Algoma Public Health warns people not to drink water from St. Mary's River after oil spill
Health unit also warns against swimming, kayaking or fishing in the river
Algoma Public Health is warning people who draw water directly from the St. Mary's River or who have a well near the shore not to drink the water due to an oil spill.
The spill does not affect the Sault Ste. Marie municipal drinking water system.
The health unit says if your drinking water intake is located east (or downstream) of the Algoma steel mill and the Great Lakes Power plant, there is a risk of contamination.
It is warning people to not drink or bathe in the water, or go swimming, kayaking, or fishing in the river.
Taking the spill seriously
Ministry of the Environment spokesperson Gary Wheeler told CBC News in an email that the ministry is taking the oil spill "very seriously."
Wheeler said the volume of oil spilled into St. Mary's River was still unknown, as of Friday afternoon.
"Most of the oil spilled to ground on Algoma Steel's property," Wheeler said. "Some of the oil entered Algoma Steel's wastewater treatment plant where it was then discharged to the river."
He said Algoma Steel has deployed contractors to contain the spill with absorbent booms on the river.
The U.S. Coast Guard also has vessels in the area and has sent out drones to assess the extent of the spill downstream, Wheeler said.
He added that the ministry is "requiring that Algoma Steel assess the extent of the spill and prepare clean-up and monitoring plans to address and assess any short and long-term impacts to the river."
The ministry has also confirmed the oil spilled was an industrial lubricant called 460 gear oil.
The Sault Ste. Marie Tribe of Chippewa Indians has notified its members that they should find alternative sources of water for drinking and cooking if they are on Sugar Island.

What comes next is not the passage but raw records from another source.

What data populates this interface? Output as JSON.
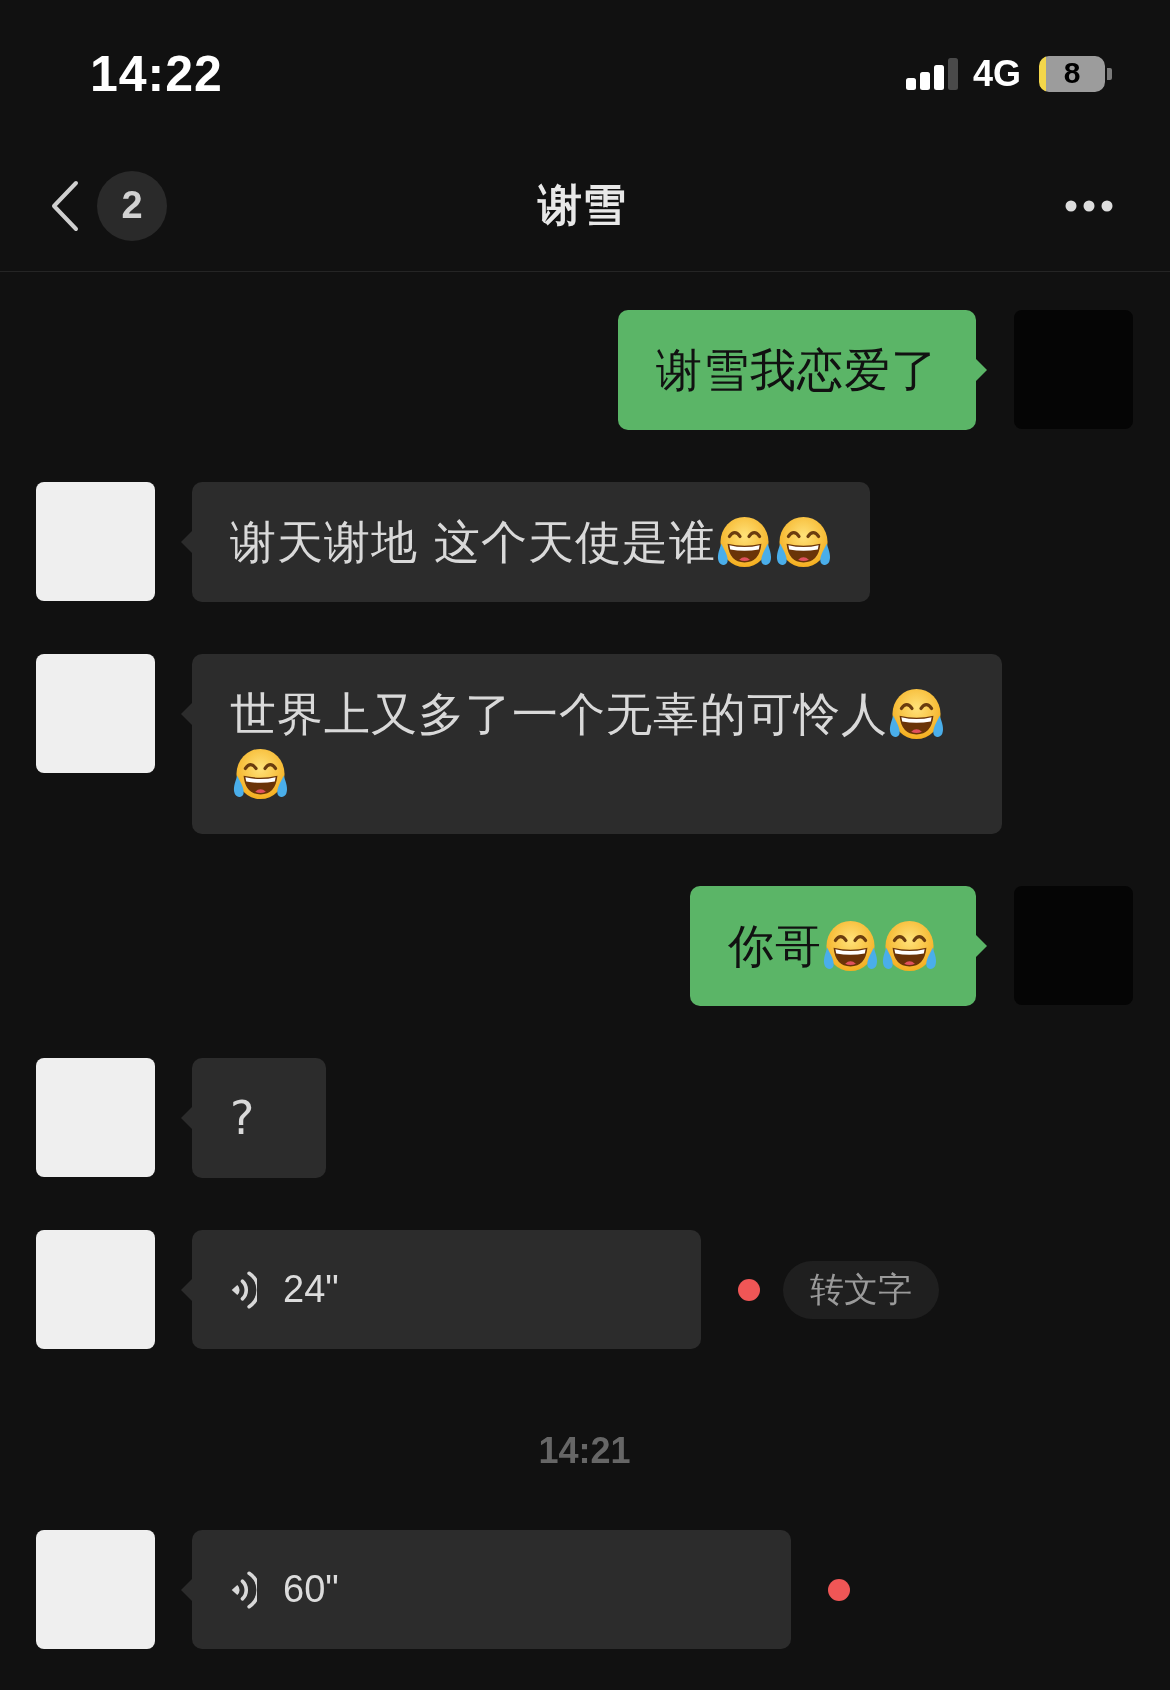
{
  "status_bar": {
    "time": "14:22",
    "network": "4G",
    "battery": "8"
  },
  "header": {
    "back_count": "2",
    "title": "谢雪"
  },
  "items": [
    {
      "kind": "text",
      "outgoing": true,
      "content": [
        {
          "kind": "text",
          "text": "谢雪我恋爱了"
        }
      ]
    },
    {
      "kind": "text",
      "outgoing": false,
      "content": [
        {
          "kind": "text",
          "text": "谢天谢地 这个天使是谁"
        },
        {
          "kind": "emoji"
        },
        {
          "kind": "emoji"
        }
      ]
    },
    {
      "kind": "text",
      "outgoing": false,
      "content": [
        {
          "kind": "text",
          "text": "世界上又多了一个无辜的可怜人"
        },
        {
          "kind": "emoji"
        },
        {
          "kind": "emoji"
        }
      ]
    },
    {
      "kind": "text",
      "outgoing": true,
      "content": [
        {
          "kind": "text",
          "text": "你哥"
        },
        {
          "kind": "emoji"
        },
        {
          "kind": "emoji"
        }
      ]
    },
    {
      "kind": "text",
      "outgoing": false,
      "content": [
        {
          "kind": "text",
          "text": "?"
        }
      ]
    },
    {
      "kind": "voice",
      "outgoing": false,
      "duration": "24\"",
      "unread": true,
      "action": "转文字"
    },
    {
      "kind": "timestamp",
      "text": "14:21"
    },
    {
      "kind": "voice",
      "outgoing": false,
      "duration": "60\"",
      "unread": true
    }
  ]
}
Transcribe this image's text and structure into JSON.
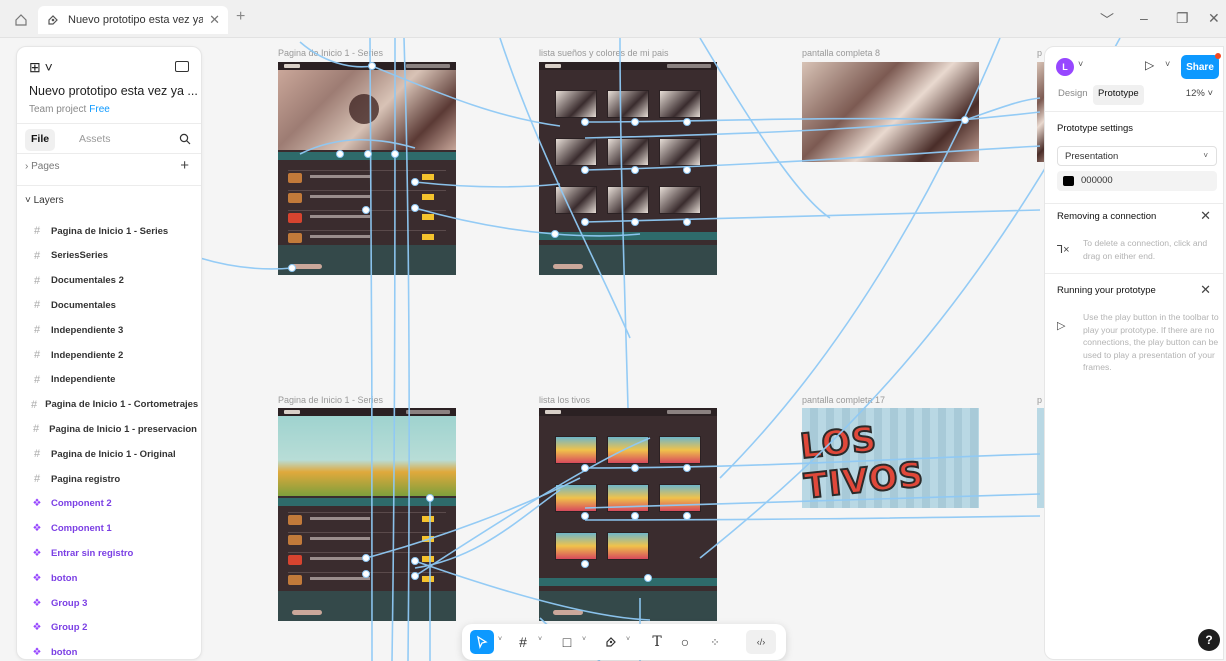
{
  "window": {
    "tab_title": "Nuevo prototipo esta vez ya defi",
    "new_tab": "+",
    "controls": [
      "﹀",
      "–",
      "❐",
      "✕"
    ]
  },
  "canvas": {
    "frames": [
      {
        "label": "Pagina de Inicio 1 - Series"
      },
      {
        "label": "lista sueños y colores de mi pais"
      },
      {
        "label": "pantalla completa 8"
      },
      {
        "label": "p"
      },
      {
        "label": "Pagina de Inicio 1 - Series"
      },
      {
        "label": "lista los tivos"
      },
      {
        "label": "pantalla completa 17"
      },
      {
        "label": "p"
      }
    ],
    "poster_text": "LOS TIVOS"
  },
  "left_panel": {
    "project_title": "Nuevo prototipo esta vez ya ...",
    "team": "Team project",
    "plan": "Free",
    "tabs": {
      "file": "File",
      "assets": "Assets"
    },
    "pages_label": "Pages",
    "layers_label": "Layers",
    "layers": [
      {
        "name": "Pagina de Inicio 1 - Series",
        "type": "frame"
      },
      {
        "name": "SeriesSeries",
        "type": "frame"
      },
      {
        "name": "Documentales 2",
        "type": "frame"
      },
      {
        "name": "Documentales",
        "type": "frame"
      },
      {
        "name": "Independiente 3",
        "type": "frame"
      },
      {
        "name": "Independiente 2",
        "type": "frame"
      },
      {
        "name": "Independiente",
        "type": "frame"
      },
      {
        "name": "Pagina de Inicio 1 - Cortometrajes",
        "type": "frame"
      },
      {
        "name": "Pagina de Inicio 1 - preservacion",
        "type": "frame"
      },
      {
        "name": "Pagina de Inicio 1 - Original",
        "type": "frame"
      },
      {
        "name": "Pagina registro",
        "type": "frame"
      },
      {
        "name": "Component 2",
        "type": "component"
      },
      {
        "name": "Component 1",
        "type": "component"
      },
      {
        "name": "Entrar sin registro",
        "type": "component"
      },
      {
        "name": "boton",
        "type": "component"
      },
      {
        "name": "Group 3",
        "type": "component"
      },
      {
        "name": "Group 2",
        "type": "component"
      },
      {
        "name": "boton",
        "type": "component"
      }
    ]
  },
  "right_panel": {
    "avatar_initial": "L",
    "share_label": "Share",
    "tabs": {
      "design": "Design",
      "prototype": "Prototype"
    },
    "zoom": "12%",
    "prototype_settings": "Prototype settings",
    "device": "Presentation",
    "background_color": "000000",
    "removing_title": "Removing a connection",
    "removing_text": "To delete a connection, click and drag on either end.",
    "running_title": "Running your prototype",
    "running_text": "Use the play button in the toolbar to play your prototype. If there are no connections, the play button can be used to play a presentation of your frames."
  },
  "toolbar": {
    "tools": [
      "move",
      "frame",
      "shape",
      "pen",
      "text",
      "comment",
      "actions"
    ],
    "text_tool_glyph": "T",
    "dev_mode_glyph": "‹/›"
  },
  "help_label": "?",
  "colors": {
    "accent": "#0d99ff",
    "component": "#9747ff",
    "frame_bg": "#3a2c2e",
    "wire": "#8fc9f5"
  }
}
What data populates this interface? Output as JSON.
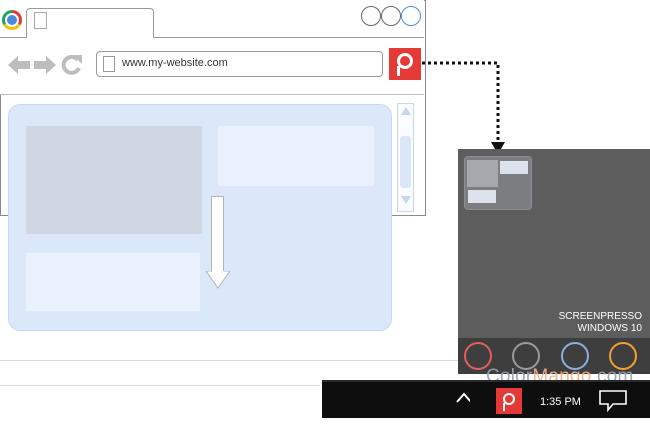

Anyone who sees signs of oil contamination, up to and including Echo Bay, should call the Spills Action Centre at 1-800-268-6060.
For more details, read the advisory here.